This is where the GS150?s true potential stands out. Even without any modern-day technology like lightweight frame or monoshock rear suspension, the GS150R provides exemplary handling and superb ride quality. It rides through congested traffic so effortlessly and does so in such a delightful manner that it's almost identical to carving a spoonful of yummy chocolate souffle from the bowl. Add to that the comfortable ride quality with perfectly well-tuned suspension and it swallows all road undulations without letting out a burp. The only glitch we noticed was the front-end of the GS150R which during cornering hard felt extremely light and did not inspire enough confidence. Apart from that there was nothing wrong with its handling and the chassis and suspension are more than capable to tackle everyday city commutes.

 

Living with it:


 

 

 

Having a Suzuki GS150R parked inside your garage will not get you envious looks or passes from lovely ladies.

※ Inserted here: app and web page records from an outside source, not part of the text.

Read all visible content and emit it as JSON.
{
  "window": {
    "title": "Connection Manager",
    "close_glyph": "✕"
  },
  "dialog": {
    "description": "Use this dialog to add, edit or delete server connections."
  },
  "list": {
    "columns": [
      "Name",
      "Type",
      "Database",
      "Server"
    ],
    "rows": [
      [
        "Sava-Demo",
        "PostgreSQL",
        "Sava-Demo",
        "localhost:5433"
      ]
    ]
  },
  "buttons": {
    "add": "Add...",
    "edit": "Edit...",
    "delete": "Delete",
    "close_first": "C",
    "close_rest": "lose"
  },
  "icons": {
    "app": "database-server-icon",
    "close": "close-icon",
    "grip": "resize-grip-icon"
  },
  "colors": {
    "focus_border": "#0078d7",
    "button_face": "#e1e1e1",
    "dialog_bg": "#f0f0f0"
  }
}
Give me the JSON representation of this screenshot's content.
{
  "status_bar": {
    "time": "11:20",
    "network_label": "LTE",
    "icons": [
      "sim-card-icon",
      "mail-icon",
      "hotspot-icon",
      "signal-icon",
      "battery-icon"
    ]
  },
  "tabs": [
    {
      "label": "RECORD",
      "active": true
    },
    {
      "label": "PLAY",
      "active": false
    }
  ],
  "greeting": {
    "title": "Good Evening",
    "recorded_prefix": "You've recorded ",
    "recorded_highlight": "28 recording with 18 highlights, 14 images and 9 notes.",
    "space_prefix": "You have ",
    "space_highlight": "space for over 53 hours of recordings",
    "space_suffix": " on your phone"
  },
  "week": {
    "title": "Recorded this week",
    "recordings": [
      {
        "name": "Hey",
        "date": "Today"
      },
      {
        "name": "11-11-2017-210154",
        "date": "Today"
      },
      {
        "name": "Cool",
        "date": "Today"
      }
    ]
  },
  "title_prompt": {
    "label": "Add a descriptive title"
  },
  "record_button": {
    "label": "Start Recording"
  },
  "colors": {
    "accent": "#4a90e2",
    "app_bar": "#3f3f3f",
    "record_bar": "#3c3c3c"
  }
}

But it will surely make your life through the harrowing traffic in our cities a lot more relaxed and even enjoyable in its own way if you are not looking for an opportunity to hit the three digit mark every now and then.

 

And with conscious use of the throttle you will find the GS150R surprisingly economical as it delivered exceptional and best in-class overall fuel economy of 62kmpl - a figure which most 125cc bikes struggle to achieve. This is an ideal tool even for long distance touring only hindrance being its lack of top speed. But that is largely compensated by superb ride quality and great fuel efficiency. Maintain a steady 80km/h in sixth gear and you will cover a phenomenal distance of 900 km plus on a single tankful. Gosh! (I want one the next time I'm heading to Bangalore from Pune!) That's remarkable efficiency for a 150cc motorcycle.

 

Verdict:

 

The Suzuki GS150R's strongest points are its ride quality, fuel efficiency and touring ability. Slot into the sixth cog and cruise down the highway at 80-90km/h and still no need to tank-up. And even then it remains one of the best tools for city-commute offering best in-class roll-ons as well as superior handling. The only place it does not score great marks is the performance department, but then Suzuki never aimed to catch the fancy of the speed-freaks with the GS150R. It was for those who are looking at a stylish upgrade from the 125cc bracket without compromising the fuel economy and the GS achieves these goes exceedingly well. However, the bike slots in between the budget and the premium 150cc motorcycles. Considering its appeal and its job to bridge the gap, it is competitively priced at Rs. 60,827 (Ex-Showroom, Pune). It might seem a little expensive for the 150cc budget class, but factor in the amazing fuel efficiency, extremely good ride quality and awesome roll-ons - the GS150R clearly justifies the price tag.